┌─ Data extracts

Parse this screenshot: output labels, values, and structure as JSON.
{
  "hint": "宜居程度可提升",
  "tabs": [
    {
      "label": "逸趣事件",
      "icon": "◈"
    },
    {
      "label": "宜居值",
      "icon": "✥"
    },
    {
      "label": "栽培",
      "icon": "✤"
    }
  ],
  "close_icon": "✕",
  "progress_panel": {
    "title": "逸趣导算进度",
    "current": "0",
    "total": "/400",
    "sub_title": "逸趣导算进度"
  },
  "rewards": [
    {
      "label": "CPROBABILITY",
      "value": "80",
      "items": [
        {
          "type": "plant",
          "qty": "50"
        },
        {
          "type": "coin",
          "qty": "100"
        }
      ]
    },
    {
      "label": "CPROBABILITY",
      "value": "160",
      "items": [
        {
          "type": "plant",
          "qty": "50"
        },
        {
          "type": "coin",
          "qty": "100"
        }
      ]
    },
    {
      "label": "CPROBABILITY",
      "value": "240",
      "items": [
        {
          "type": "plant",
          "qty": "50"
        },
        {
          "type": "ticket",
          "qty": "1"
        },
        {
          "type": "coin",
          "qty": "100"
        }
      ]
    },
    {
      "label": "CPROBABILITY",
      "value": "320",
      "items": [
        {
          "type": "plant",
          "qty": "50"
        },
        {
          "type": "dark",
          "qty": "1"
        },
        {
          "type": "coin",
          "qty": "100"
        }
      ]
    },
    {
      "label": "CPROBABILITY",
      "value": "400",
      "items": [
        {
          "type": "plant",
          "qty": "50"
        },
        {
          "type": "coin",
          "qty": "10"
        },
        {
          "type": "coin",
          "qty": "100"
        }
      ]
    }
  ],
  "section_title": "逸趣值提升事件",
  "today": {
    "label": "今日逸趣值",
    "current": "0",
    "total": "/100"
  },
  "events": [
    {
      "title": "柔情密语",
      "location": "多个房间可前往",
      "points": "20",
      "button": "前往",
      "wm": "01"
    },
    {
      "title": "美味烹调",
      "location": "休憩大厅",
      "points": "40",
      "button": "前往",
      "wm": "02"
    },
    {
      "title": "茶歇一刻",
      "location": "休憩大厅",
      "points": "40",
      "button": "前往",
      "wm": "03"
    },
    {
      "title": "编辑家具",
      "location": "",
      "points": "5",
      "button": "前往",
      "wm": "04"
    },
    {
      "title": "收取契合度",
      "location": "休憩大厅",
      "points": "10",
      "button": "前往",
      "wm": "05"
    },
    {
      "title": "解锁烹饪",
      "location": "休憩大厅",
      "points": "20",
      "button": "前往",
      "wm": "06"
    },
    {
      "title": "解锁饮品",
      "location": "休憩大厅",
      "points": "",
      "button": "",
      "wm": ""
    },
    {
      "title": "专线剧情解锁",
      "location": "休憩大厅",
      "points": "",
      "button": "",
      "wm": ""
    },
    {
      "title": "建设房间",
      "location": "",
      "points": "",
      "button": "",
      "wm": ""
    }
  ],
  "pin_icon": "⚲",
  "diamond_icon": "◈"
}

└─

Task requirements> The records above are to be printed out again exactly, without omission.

Exercise response>
Parse this screenshot: output labels, values, and structure as JSON.
{
  "hint": "宜居程度可提升",
  "tabs": [
    {
      "label": "逸趣事件",
      "icon": "◈"
    },
    {
      "label": "宜居值",
      "icon": "✥"
    },
    {
      "label": "栽培",
      "icon": "✤"
    }
  ],
  "close_icon": "✕",
  "progress_panel": {
    "title": "逸趣导算进度",
    "current": "0",
    "total": "/400",
    "sub_title": "逸趣导算进度"
  },
  "rewards": [
    {
      "label": "CPROBABILITY",
      "value": "80",
      "items": [
        {
          "type": "plant",
          "qty": "50"
        },
        {
          "type": "coin",
          "qty": "100"
        }
      ]
    },
    {
      "label": "CPROBABILITY",
      "value": "160",
      "items": [
        {
          "type": "plant",
          "qty": "50"
        },
        {
          "type": "coin",
          "qty": "100"
        }
      ]
    },
    {
      "label": "CPROBABILITY",
      "value": "240",
      "items": [
        {
          "type": "plant",
          "qty": "50"
        },
        {
          "type": "ticket",
          "qty": "1"
        },
        {
          "type": "coin",
          "qty": "100"
        }
      ]
    },
    {
      "label": "CPROBABILITY",
      "value": "320",
      "items": [
        {
          "type": "plant",
          "qty": "50"
        },
        {
          "type": "dark",
          "qty": "1"
        },
        {
          "type": "coin",
          "qty": "100"
        }
      ]
    },
    {
      "label": "CPROBABILITY",
      "value": "400",
      "items": [
        {
          "type": "plant",
          "qty": "50"
        },
        {
          "type": "coin",
          "qty": "10"
        },
        {
          "type": "coin",
          "qty": "100"
        }
      ]
    }
  ],
  "section_title": "逸趣值提升事件",
  "today": {
    "label": "今日逸趣值",
    "current": "0",
    "total": "/100"
  },
  "events": [
    {
      "title": "柔情密语",
      "location": "多个房间可前往",
      "points": "20",
      "button": "前往",
      "wm": "01"
    },
    {
      "title": "美味烹调",
      "location": "休憩大厅",
      "points": "40",
      "button": "前往",
      "wm": "02"
    },
    {
      "title": "茶歇一刻",
      "location": "休憩大厅",
      "points": "40",
      "button": "前往",
      "wm": "03"
    },
    {
      "title": "编辑家具",
      "location": "",
      "points": "5",
      "button": "前往",
      "wm": "04"
    },
    {
      "title": "收取契合度",
      "location": "休憩大厅",
      "points": "10",
      "button": "前往",
      "wm": "05"
    },
    {
      "title": "解锁烹饪",
      "location": "休憩大厅",
      "points": "20",
      "button": "前往",
      "wm": "06"
    },
    {
      "title": "解锁饮品",
      "location": "休憩大厅",
      "points": "",
      "button": "",
      "wm": ""
    },
    {
      "title": "专线剧情解锁",
      "location": "休憩大厅",
      "points": "",
      "button": "",
      "wm": ""
    },
    {
      "title": "建设房间",
      "location": "",
      "points": "",
      "button": "",
      "wm": ""
    }
  ],
  "pin_icon": "⚲",
  "diamond_icon": "◈"
}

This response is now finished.